§ **What to produce**
Filter the data for lines with the word "icon" and copy those lines.

(Dataset rows for apps and sites)
---*---
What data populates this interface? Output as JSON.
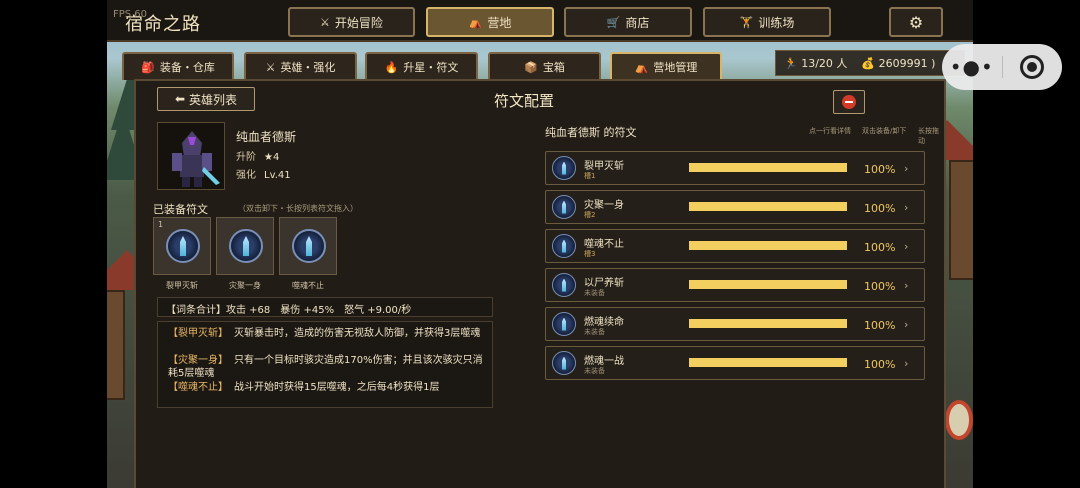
{
  "app": {
    "fps": "FPS 60",
    "title": "宿命之路"
  },
  "top_nav": [
    {
      "icon": "crossed-swords-icon",
      "label": "开始冒险",
      "active": false
    },
    {
      "icon": "camp-icon",
      "label": "营地",
      "active": true
    },
    {
      "icon": "cart-icon",
      "label": "商店",
      "active": false
    },
    {
      "icon": "dumbbell-icon",
      "label": "训练场",
      "active": false
    }
  ],
  "sub_tabs": [
    {
      "icon": "backpack-icon",
      "label": "装备・仓库"
    },
    {
      "icon": "crossed-swords-icon",
      "label": "英雄・强化"
    },
    {
      "icon": "flame-icon",
      "label": "升星・符文"
    },
    {
      "icon": "chest-icon",
      "label": "宝箱"
    },
    {
      "icon": "camp-icon",
      "label": "营地管理"
    }
  ],
  "resources": {
    "population": "13/20 人",
    "gold": "2609991 )"
  },
  "panel": {
    "back_label": "英雄列表",
    "title": "符文配置"
  },
  "hero": {
    "name": "纯血者德斯",
    "rank_label": "升阶",
    "rank_value": "★4",
    "level_label": "强化",
    "level_value": "Lv.41"
  },
  "equipped": {
    "label": "已装备符文",
    "hint": "（双击卸下・长按列表符文拖入）",
    "slots": [
      {
        "num": "1",
        "name": "裂甲灭斩"
      },
      {
        "num": "",
        "name": "灾聚一身"
      },
      {
        "num": "",
        "name": "噬魂不止"
      }
    ]
  },
  "summary": "【词条合计】攻击 +68　暴伤 +45%　怒气 +9.00/秒",
  "descriptions": [
    {
      "tag": "【裂甲灭斩】",
      "text": "灭斩暴击时，造成的伤害无视敌人防御，并获得3层噬魂"
    },
    {
      "tag": "【灾聚一身】",
      "text": "只有一个目标时骇灾造成170%伤害；并且该次骇灾只消耗5层噬魂"
    },
    {
      "tag": "【噬魂不止】",
      "text": "战斗开始时获得15层噬魂，之后每4秒获得1层"
    }
  ],
  "rune_list": {
    "title": "纯血者德斯 的符文",
    "hints": [
      "点一行看详情",
      "双击装备/卸下",
      "长按拖动"
    ],
    "items": [
      {
        "name": "裂甲灭斩",
        "slot": "槽1",
        "progress": 100,
        "percent": "100%"
      },
      {
        "name": "灾聚一身",
        "slot": "槽2",
        "progress": 100,
        "percent": "100%"
      },
      {
        "name": "噬魂不止",
        "slot": "槽3",
        "progress": 100,
        "percent": "100%"
      },
      {
        "name": "以尸养斩",
        "slot": "未装备",
        "progress": 100,
        "percent": "100%"
      },
      {
        "name": "燃魂续命",
        "slot": "未装备",
        "progress": 100,
        "percent": "100%"
      },
      {
        "name": "燃魂一战",
        "slot": "未装备",
        "progress": 100,
        "percent": "100%"
      }
    ]
  },
  "colors": {
    "accent": "#f2cf5f",
    "frame": "#d6b46a",
    "panel": "#211c16"
  }
}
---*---
§ **Response area**
      "icon": "crossed-swords-icon",
      "icon": "camp-icon",
      "icon": "cart-icon",
      "icon": "dumbbell-icon",
      "icon": "backpack-icon",
      "icon": "crossed-swords-icon",
      "icon": "flame-icon",
      "icon": "chest-icon",
      "icon": "camp-icon",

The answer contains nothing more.